One of Ban’s latest works, Onagawa Station, is an extension of his commitment in serving the people of Onagawa, where he provided temporary houses for those affected by the earthquake and tsunami of March 11, 2011. The station building, which is built of sturdy materials and structure and not cardboard tubes, houses a hot-spring facility (Yupoppo) and an observatory deck, which is designed in the way that the sunrise over the horizon on the new year’s day beams straight ahead.
With the reconstruction of the JR Ishinomaki-line and the completion of the new Onagawa Station building, the town is now only 1.5 hour train ride from Sendai.
The town of Onagawa that lost nearly 10% of its population, has been striving to “build back better”. In fact, the newly completed shopping promenade in front of the station gives a feel as if you’re in a small town in a Nordic country; well-designed with one-floor buildings and wide open space intended for the pedestrians. While a fish market is about to re-open as a brand new facility in this complex, variety of events are held almost every weekend, attracting both the locals and the tourists. Winter fireworks was one of the most successful events that took place for the first time, last year, which will take place again, this year.
Onagawa had always been famous for its fisheries and the breathtaking views of the bay and that has not changed.

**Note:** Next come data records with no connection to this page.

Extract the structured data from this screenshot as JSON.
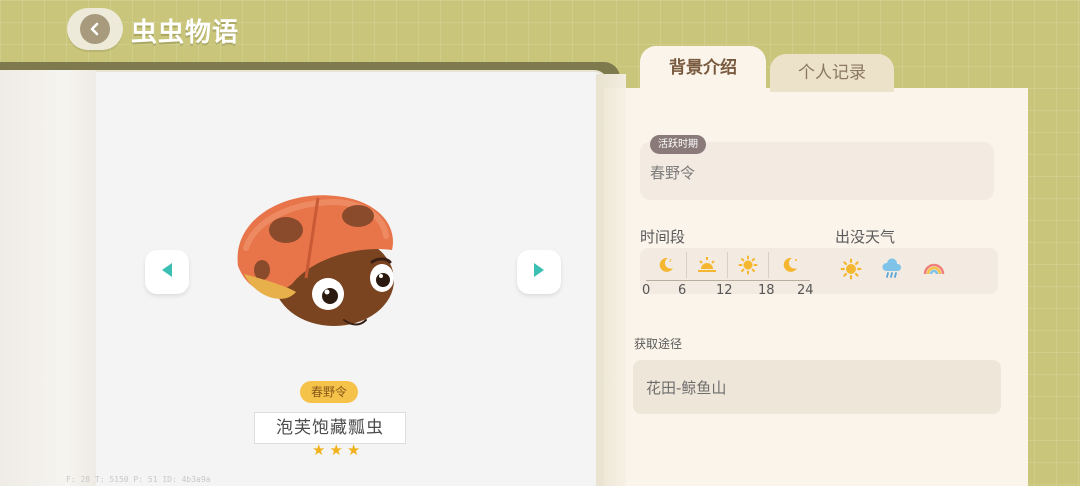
{
  "header": {
    "title": "虫虫物语"
  },
  "tabs": [
    {
      "label": "背景介绍",
      "active": true
    },
    {
      "label": "个人记录",
      "active": false
    }
  ],
  "bug": {
    "name": "泡芙饱藏瓢虫",
    "season": "春野令",
    "rarity_stars": 3,
    "stars": [
      "★",
      "★",
      "★"
    ]
  },
  "details": {
    "active_period_tag": "活跃时期",
    "active_period_value": "春野令",
    "time_label": "时间段",
    "time_icons": [
      "moon-icon",
      "sunrise-icon",
      "sun-icon",
      "moon-icon"
    ],
    "time_ticks": [
      "0",
      "6",
      "12",
      "18",
      "24"
    ],
    "weather_label": "出没天气",
    "weather_icons": [
      "sun-icon",
      "rain-cloud-icon",
      "rainbow-icon"
    ],
    "source_label": "获取途径",
    "source_value": "花田-鲸鱼山"
  },
  "debug_text": "F: 28   T: 5150   P: 51   ID: 4b3a9a",
  "colors": {
    "background": "#c9c57a",
    "panel": "#faf4ea",
    "star": "#f2b21c",
    "season_badge": "#f5c24a",
    "arrow": "#3cbfb3"
  }
}
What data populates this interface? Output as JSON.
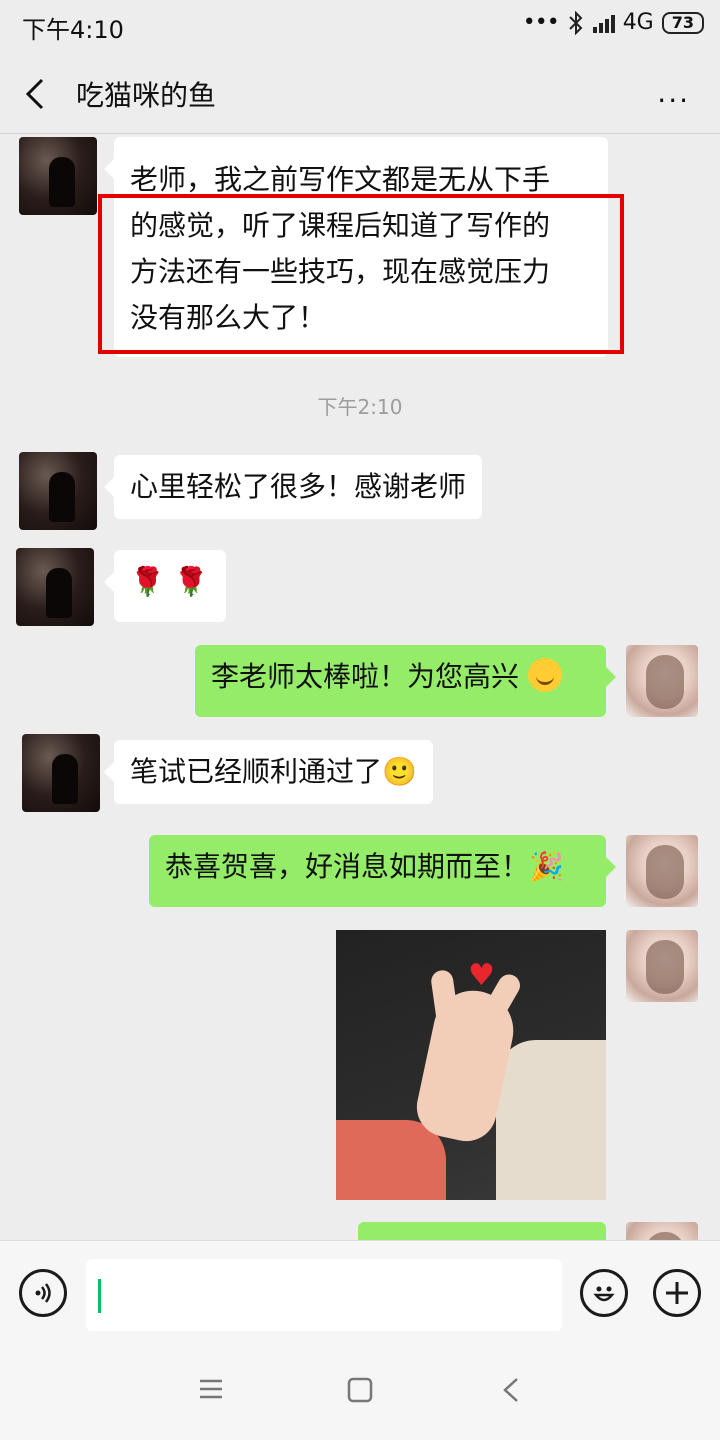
{
  "status_bar": {
    "time": "下午4:10",
    "dots": "•••",
    "network": "4G",
    "battery": "73"
  },
  "header": {
    "title": "吃猫咪的鱼",
    "more": "..."
  },
  "messages": [
    {
      "side": "left",
      "text_lines": [
        "老师，我之前写作文都是无从下手",
        "的感觉，听了课程后知道了写作的",
        "方法还有一些技巧，现在感觉压力",
        "没有那么大了！"
      ],
      "highlighted": true
    },
    {
      "side": "left",
      "text": "心里轻松了很多！感谢老师"
    },
    {
      "side": "left",
      "text": "🌹 🌹"
    },
    {
      "side": "right",
      "text": "李老师太棒啦！为您高兴"
    },
    {
      "side": "left",
      "text": "笔试已经顺利通过了🙂"
    },
    {
      "side": "right",
      "text": "恭喜贺喜，好消息如期而至！🎉"
    }
  ],
  "timestamp": "下午2:10",
  "colors": {
    "sent_bubble": "#95ec69",
    "received_bubble": "#ffffff",
    "highlight_box": "#e50000",
    "background": "#ededed"
  }
}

Adding people’s enormous friendliness to those factors, one would feel being embraced in a good-old Japanese village. However, the visit to Onagawa today, does not end there. As the scars of 3.11 is yet to be vanished and which most probably never will, busy construction sites are on-going, changing the view of the town almost every month. The town is busy filling the lands before it can build the buildings while building passages to the high lands in every corner of the town in case of the next once-in-a-hundred- years tsunami.
Onagawa is one of the few towns that decided not to depend its life on the high walls of tsunami barriers. Despite all of what the tsunami took from the town five and a half years ago, the town still wants to live with the view of the ocean. They strongly believe that blocking the view does not help them run from the next tsunami. And while living lives in between once-in-a-hundred-years earthquake/tsunami, the people of Onagawa are committed to living with the beauty of the sceneries that it has embraced throughout the history.
They simply refuse to live with the walls that not only limit the view and the liveliness of the town but also take the opportunity to share the beauty of its town with the visitors from outside Onagawa. After all, “hospitality” is the purpose of life for many in this small town and they want to make sure that everything is there for their guests including the sceneries and the fresh fish cuisine.
This will not be your ordinary trip. A visit to Onagawa will give you the traces of 3.11 and could give you a heart-wrenching moments, just like one may feel visiting Hiroshima. It will be an unforgettable trip to have a glimpse of the reality that we most commonly face today, the natural disaster, and at the same time, simply appreciate the hospitality of the people of Onagawa and the beauty of the town that is very much alive.